Prince: Consumption of prescription drugs to combat depression.

Williams: Off the charts!  A gay union challenges that patriarchal template.  They will use the term “genderless marriage,” and they are onto it.  This is exactly what they are on to.  In a gay couple, gender roles and household duties are not established in the relationship.

Prince: It’s all negotiated.

Williams: It’s all negotiated.  If you are good at finances, or if you are good at cooking, it’s based on your own tastes.  It’s not because of your gender that you have to do these things.  What would happen if that went out the window?  What if straight relationships—and there already are tons of straight relationships that work this way—

Prince: I do all of the cooking, and I have done so for a decade.

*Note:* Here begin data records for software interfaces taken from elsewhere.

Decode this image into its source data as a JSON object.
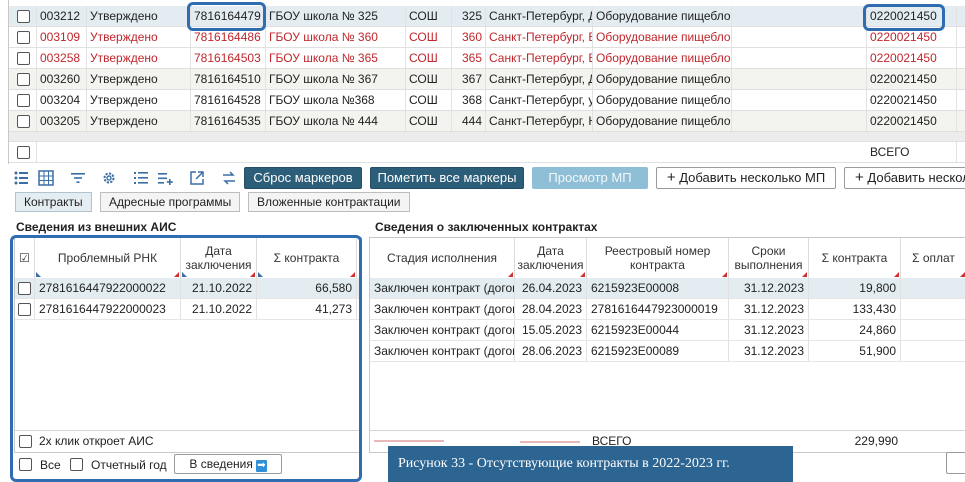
{
  "top_grid": {
    "rows": [
      {
        "id": "003212",
        "status": "Утверждено",
        "inn": "7816164479",
        "name": "ГБОУ школа № 325",
        "type": "СОШ",
        "num": "325",
        "addr": "Санкт-Петербург, Д",
        "equip": "Оборудование пищебло",
        "code": "0220021450",
        "style": "sel"
      },
      {
        "id": "003109",
        "status": "Утверждено",
        "inn": "7816164486",
        "name": "ГБОУ школа № 360",
        "type": "СОШ",
        "num": "360",
        "addr": "Санкт-Петербург, Е",
        "equip": "Оборудование пищебло",
        "code": "0220021450",
        "style": "red"
      },
      {
        "id": "003258",
        "status": "Утверждено",
        "inn": "7816164503",
        "name": "ГБОУ школа № 365",
        "type": "СОШ",
        "num": "365",
        "addr": "Санкт-Петербург, Е",
        "equip": "Оборудование пищебло",
        "code": "0220021450",
        "style": "red"
      },
      {
        "id": "003260",
        "status": "Утверждено",
        "inn": "7816164510",
        "name": "ГБОУ школа № 367",
        "type": "СОШ",
        "num": "367",
        "addr": "Санкт-Петербург, Д",
        "equip": "Оборудование пищебло",
        "code": "0220021450",
        "style": "alt"
      },
      {
        "id": "003204",
        "status": "Утверждено",
        "inn": "7816164528",
        "name": "ГБОУ школа №368",
        "type": "СОШ",
        "num": "368",
        "addr": "Санкт-Петербург, у",
        "equip": "Оборудование пищебло",
        "code": "0220021450",
        "style": ""
      },
      {
        "id": "003205",
        "status": "Утверждено",
        "inn": "7816164535",
        "name": "ГБОУ школа № 444",
        "type": "СОШ",
        "num": "444",
        "addr": "Санкт-Петербург, Н",
        "equip": "Оборудование пищебло",
        "code": "0220021450",
        "style": "alt"
      }
    ],
    "total_label": "ВСЕГО"
  },
  "toolbar": {
    "reset_markers": "Сброс маркеров",
    "mark_all": "Пометить все маркеры",
    "view_mp": "Просмотр МП",
    "add_several_mp": "Добавить несколько МП",
    "add_several_partial": "Добавить несколь"
  },
  "icons": {
    "plus": "+",
    "arrow": "➡"
  },
  "tabs": [
    "Контракты",
    "Адресные программы",
    "Вложенные контрактации"
  ],
  "left": {
    "title": "Сведения из внешних АИС",
    "check_all_glyph": "☑",
    "headers": {
      "rnk": "Проблемный РНК",
      "date": "Дата заключения",
      "sum": "Σ контракта"
    },
    "rows": [
      {
        "rnk": "2781616447922000022",
        "date": "21.10.2022",
        "sum": "66,580"
      },
      {
        "rnk": "2781616447922000023",
        "date": "21.10.2022",
        "sum": "41,273"
      }
    ],
    "hint": "2х клик откроет АИС",
    "all_label": "Все",
    "report_year_label": "Отчетный год",
    "to_info_button": "В сведения"
  },
  "right": {
    "title": "Сведения о заключенных контрактах",
    "headers": {
      "stage": "Стадия исполнения",
      "date": "Дата заключения",
      "reg": "Реестровый номер контракта",
      "term": "Сроки выполнения",
      "sum": "Σ контракта",
      "paid": "Σ оплат"
    },
    "rows": [
      {
        "stage": "Заключен контракт (догов",
        "date": "26.04.2023",
        "reg": "6215923E00008",
        "term": "31.12.2023",
        "sum": "19,800"
      },
      {
        "stage": "Заключен контракт (догов",
        "date": "28.04.2023",
        "reg": "2781616447923000019",
        "term": "31.12.2023",
        "sum": "133,430"
      },
      {
        "stage": "Заключен контракт (догов",
        "date": "15.05.2023",
        "reg": "6215923E00044",
        "term": "31.12.2023",
        "sum": "24,860"
      },
      {
        "stage": "Заключен контракт (догов",
        "date": "28.06.2023",
        "reg": "6215923E00089",
        "term": "31.12.2023",
        "sum": "51,900"
      }
    ],
    "total_label": "ВСЕГО",
    "total_sum": "229,990"
  },
  "caption": "Рисунок 33 - Отсутствующие контракты в 2022-2023 гг.",
  "colors": {
    "accent": "#2c5e7a",
    "highlight": "#2f6db0",
    "error_text": "#c0262c",
    "selected_row": "#e2ecf1"
  }
}
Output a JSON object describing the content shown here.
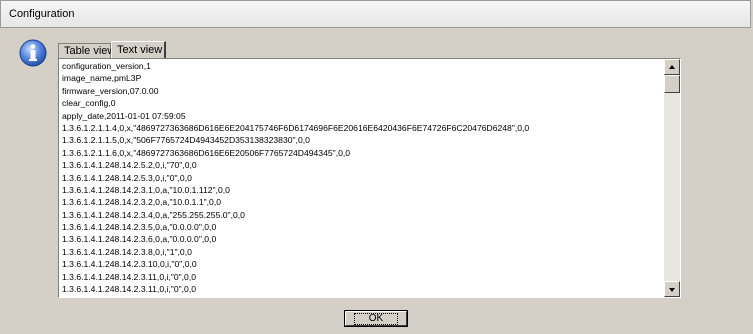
{
  "window": {
    "title": "Configuration"
  },
  "tabs": [
    {
      "label": "Table view",
      "selected": false
    },
    {
      "label": "Text view",
      "selected": true
    }
  ],
  "text_view": {
    "lines": [
      "configuration_version,1",
      "image_name,pmL3P",
      "firmware_version,07.0.00",
      "clear_config,0",
      "apply_date,2011-01-01 07:59:05",
      "1.3.6.1.2.1.1.4,0,x,\"4869727363686D616E6E204175746F6D6174696F6E20616E6420436F6E74726F6C20476D6248\",0,0",
      "1.3.6.1.2.1.1.5,0,x,\"506F7765724D4943452D353138323830\",0,0",
      "1.3.6.1.2.1.1.6,0,x,\"4869727363686D616E6E20506F7765724D494345\",0,0",
      "1.3.6.1.4.1.248.14.2.5.2,0,i,\"70\",0,0",
      "1.3.6.1.4.1.248.14.2.5.3,0,i,\"0\",0,0",
      "1.3.6.1.4.1.248.14.2.3.1,0,a,\"10.0.1.112\",0,0",
      "1.3.6.1.4.1.248.14.2.3.2,0,a,\"10.0.1.1\",0,0",
      "1.3.6.1.4.1.248.14.2.3.4,0,a,\"255.255.255.0\",0,0",
      "1.3.6.1.4.1.248.14.2.3.5,0,a,\"0.0.0.0\",0,0",
      "1.3.6.1.4.1.248.14.2.3.6,0,a,\"0.0.0.0\",0,0",
      "1.3.6.1.4.1.248.14.2.3.8,0,i,\"1\",0,0",
      "1.3.6.1.4.1.248.14.2.3.10,0,i,\"0\",0,0",
      "1.3.6.1.4.1.248.14.2.3.11,0,i,\"0\",0,0",
      "1.3.6.1.4.1.248.14.2.3.11,0,i,\"0\",0,0"
    ]
  },
  "buttons": {
    "ok_label": "OK"
  },
  "icons": {
    "info": "info-icon",
    "scroll_up": "arrow-up-icon",
    "scroll_down": "arrow-down-icon"
  },
  "colors": {
    "window_bg": "#d4d0c8",
    "info_icon_blue": "#2d5fb5"
  }
}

Williams: And I’m sure your household isn’t you “presiding.”  I’m sure there is more of a partnership model.  This is what feminism brought to the table, and this is why the Church freaked out about feminism, and that feminism would be a slippery slope to gay marriage, the Equal Rights Amendment, etc.  They don’t want to lose this “Father Knows Best” template.  For some reason, this is what they are holding onto so fiercely.  That’s why Kate Kelly is a threat to the Church, and Ordain Women is a threat.  The three great threats of the Church: feminists, homosexuals, and “so-called intellectuals.”

There is a line in the movie “Lincoln” that Tony Kushner wrote, and it’s something to the effect of, “What liberties might we discover when we give up the freedom to oppress?”  He was speaking in the context of abolition.  What will Mormonism gain when it gives up its religious liberty, its deeply held religious beliefs to discriminate against people—women, gays, etc.?  What will they gain?  So much!

(Troy Williams, March 30, 2015)

Young: In that letter to Marlin Jensen, I mentioned that the bishop of the singles ward had told his Relief Society—how he said it, and I don’t know why I didn’t word it like that to Marlin—what he said exactly was, “Children raised by gay parents have lower IQ’s.”  That bishop is now my stake president.  I had a stack of articles to give him on how children raised by gay parents not only do well, but do exceptionally.  Their IQ’s are higher than most, which helps them in all areas of their lives.  So I’ve been waiting for the right moment.

(Barbara Young, April 24, 2015)